» RECORDS SUPPLIED:
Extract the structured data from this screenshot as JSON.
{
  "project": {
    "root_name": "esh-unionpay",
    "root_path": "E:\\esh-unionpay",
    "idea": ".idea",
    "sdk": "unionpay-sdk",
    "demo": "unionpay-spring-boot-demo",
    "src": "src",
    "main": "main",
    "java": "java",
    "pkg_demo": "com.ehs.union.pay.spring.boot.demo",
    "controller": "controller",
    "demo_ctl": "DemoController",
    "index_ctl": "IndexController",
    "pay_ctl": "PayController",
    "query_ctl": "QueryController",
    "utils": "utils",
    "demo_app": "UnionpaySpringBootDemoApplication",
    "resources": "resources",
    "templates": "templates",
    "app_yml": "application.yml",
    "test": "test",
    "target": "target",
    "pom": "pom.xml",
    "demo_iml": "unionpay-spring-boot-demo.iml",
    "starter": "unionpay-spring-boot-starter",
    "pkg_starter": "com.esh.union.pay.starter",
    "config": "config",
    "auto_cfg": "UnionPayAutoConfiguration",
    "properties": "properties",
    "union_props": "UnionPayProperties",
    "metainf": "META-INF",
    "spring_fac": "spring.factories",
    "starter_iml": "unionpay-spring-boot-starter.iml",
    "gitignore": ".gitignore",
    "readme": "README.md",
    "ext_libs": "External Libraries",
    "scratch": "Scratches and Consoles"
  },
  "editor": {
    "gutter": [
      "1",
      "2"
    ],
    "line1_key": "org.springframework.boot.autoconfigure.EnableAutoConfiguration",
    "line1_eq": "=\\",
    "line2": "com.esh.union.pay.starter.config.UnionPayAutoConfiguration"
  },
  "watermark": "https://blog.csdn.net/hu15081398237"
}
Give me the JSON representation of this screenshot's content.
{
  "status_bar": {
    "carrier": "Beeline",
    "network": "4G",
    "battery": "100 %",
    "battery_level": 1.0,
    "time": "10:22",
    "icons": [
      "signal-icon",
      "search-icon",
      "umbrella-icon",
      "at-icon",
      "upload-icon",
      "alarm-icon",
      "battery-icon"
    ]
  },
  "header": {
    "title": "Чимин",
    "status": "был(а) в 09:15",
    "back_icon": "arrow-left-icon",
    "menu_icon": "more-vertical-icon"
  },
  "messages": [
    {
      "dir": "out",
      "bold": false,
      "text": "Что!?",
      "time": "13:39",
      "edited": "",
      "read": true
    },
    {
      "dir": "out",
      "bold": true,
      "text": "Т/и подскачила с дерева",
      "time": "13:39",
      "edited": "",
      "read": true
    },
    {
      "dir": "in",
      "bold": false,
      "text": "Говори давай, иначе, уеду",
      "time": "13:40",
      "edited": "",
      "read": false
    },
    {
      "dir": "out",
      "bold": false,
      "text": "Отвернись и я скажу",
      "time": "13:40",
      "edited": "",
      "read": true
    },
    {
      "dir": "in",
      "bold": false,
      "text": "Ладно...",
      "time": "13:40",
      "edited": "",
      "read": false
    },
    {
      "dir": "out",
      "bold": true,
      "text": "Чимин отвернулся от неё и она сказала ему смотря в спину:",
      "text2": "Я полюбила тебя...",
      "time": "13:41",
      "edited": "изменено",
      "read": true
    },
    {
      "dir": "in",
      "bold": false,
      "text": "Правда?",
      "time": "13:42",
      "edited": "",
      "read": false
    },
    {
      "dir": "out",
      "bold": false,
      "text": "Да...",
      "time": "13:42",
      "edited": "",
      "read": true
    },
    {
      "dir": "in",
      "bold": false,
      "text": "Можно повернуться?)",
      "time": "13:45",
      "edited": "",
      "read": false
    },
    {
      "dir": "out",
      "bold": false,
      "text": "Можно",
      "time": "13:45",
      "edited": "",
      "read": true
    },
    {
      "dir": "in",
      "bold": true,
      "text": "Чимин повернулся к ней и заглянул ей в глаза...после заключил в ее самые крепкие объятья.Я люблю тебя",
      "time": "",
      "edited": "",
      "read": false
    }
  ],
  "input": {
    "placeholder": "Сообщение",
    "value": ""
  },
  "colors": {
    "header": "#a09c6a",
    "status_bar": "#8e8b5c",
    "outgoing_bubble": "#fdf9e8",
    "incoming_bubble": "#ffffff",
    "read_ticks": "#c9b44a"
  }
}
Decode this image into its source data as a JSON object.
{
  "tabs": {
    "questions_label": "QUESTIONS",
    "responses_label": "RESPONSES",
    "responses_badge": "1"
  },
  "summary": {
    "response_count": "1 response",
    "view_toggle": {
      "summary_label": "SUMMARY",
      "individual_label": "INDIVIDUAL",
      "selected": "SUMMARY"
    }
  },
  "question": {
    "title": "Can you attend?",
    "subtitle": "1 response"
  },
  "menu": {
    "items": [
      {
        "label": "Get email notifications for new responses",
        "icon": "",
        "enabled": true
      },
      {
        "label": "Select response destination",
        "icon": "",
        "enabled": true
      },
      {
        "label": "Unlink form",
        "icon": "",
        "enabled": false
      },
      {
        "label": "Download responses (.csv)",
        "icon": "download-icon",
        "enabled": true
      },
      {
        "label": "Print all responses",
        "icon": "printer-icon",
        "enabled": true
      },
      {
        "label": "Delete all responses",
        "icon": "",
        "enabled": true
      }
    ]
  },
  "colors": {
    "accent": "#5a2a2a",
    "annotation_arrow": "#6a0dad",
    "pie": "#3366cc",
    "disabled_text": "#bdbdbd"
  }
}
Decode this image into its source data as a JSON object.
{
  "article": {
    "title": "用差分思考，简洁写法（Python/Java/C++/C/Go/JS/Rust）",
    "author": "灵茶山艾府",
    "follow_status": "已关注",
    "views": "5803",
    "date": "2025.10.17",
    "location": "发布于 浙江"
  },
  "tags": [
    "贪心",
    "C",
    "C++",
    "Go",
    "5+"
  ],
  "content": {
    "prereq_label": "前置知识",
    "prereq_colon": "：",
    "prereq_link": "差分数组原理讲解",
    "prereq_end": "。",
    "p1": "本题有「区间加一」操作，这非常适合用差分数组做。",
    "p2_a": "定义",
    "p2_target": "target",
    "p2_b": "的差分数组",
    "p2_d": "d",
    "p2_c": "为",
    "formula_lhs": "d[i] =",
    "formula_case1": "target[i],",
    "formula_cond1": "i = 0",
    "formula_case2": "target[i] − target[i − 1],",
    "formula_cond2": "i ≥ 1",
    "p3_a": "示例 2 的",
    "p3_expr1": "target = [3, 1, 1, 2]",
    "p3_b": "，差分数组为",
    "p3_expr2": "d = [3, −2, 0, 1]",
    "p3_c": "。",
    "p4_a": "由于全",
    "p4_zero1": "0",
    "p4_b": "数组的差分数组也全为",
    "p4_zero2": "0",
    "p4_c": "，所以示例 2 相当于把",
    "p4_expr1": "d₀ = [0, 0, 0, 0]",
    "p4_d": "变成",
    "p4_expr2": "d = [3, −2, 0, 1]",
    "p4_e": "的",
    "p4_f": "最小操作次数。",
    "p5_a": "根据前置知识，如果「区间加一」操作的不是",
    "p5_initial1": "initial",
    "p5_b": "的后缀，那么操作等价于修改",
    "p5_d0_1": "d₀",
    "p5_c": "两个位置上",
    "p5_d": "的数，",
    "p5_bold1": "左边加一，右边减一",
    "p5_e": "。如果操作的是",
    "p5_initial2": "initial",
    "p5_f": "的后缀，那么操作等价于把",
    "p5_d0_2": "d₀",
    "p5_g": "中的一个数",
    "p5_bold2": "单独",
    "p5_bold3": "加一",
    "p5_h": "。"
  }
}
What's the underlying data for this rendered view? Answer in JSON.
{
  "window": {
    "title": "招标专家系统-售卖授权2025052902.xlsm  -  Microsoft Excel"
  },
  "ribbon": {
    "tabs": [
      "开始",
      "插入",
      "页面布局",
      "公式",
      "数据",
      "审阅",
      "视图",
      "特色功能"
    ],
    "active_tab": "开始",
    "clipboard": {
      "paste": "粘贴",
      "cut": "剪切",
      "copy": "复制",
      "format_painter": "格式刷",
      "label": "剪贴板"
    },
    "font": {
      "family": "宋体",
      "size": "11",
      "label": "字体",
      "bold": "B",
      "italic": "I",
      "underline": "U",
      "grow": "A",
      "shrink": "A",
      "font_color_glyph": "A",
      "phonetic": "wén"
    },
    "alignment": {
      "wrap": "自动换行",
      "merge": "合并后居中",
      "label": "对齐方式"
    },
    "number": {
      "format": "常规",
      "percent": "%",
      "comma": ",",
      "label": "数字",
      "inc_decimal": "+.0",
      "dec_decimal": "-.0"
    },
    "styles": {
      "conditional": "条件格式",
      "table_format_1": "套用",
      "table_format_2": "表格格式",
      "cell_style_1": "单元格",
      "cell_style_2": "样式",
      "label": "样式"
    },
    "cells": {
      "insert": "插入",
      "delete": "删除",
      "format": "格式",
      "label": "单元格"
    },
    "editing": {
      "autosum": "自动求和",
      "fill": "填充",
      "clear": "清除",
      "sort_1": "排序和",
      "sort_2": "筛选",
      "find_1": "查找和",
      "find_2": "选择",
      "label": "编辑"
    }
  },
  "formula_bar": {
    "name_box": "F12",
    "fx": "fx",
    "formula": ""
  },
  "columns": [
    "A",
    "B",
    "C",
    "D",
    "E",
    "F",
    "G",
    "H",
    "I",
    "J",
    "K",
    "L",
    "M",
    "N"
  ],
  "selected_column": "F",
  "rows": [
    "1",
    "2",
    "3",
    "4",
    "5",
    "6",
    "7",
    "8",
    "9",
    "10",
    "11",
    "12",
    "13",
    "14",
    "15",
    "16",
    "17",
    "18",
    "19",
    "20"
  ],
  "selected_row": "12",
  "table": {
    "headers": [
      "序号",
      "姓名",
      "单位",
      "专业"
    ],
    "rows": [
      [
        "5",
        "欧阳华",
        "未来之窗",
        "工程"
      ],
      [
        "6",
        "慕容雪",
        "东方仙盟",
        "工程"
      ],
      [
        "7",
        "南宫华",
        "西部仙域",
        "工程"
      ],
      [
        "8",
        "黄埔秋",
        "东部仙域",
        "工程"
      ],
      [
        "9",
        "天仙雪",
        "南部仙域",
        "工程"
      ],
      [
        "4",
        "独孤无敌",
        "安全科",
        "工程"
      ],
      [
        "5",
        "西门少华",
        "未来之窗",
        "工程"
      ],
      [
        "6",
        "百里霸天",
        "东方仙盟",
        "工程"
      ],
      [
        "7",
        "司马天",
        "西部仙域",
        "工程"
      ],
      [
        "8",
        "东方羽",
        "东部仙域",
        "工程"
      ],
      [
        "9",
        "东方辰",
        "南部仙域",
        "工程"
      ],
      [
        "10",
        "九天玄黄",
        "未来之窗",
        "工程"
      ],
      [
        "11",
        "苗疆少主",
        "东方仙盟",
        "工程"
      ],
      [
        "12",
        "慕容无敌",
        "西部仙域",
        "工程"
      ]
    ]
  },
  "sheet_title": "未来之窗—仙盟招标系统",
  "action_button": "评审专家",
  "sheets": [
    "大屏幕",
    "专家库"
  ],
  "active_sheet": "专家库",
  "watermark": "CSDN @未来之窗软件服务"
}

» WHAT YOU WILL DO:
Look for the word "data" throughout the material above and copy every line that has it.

» OUTPUT FOR THIS EXERCISE:
Extract the structured data from this screenshot as JSON.
Decode this image into its source data as a JSON object.
Decode this image into its source data as a JSON object.
What's the underlying data for this rendered view? Answer in JSON.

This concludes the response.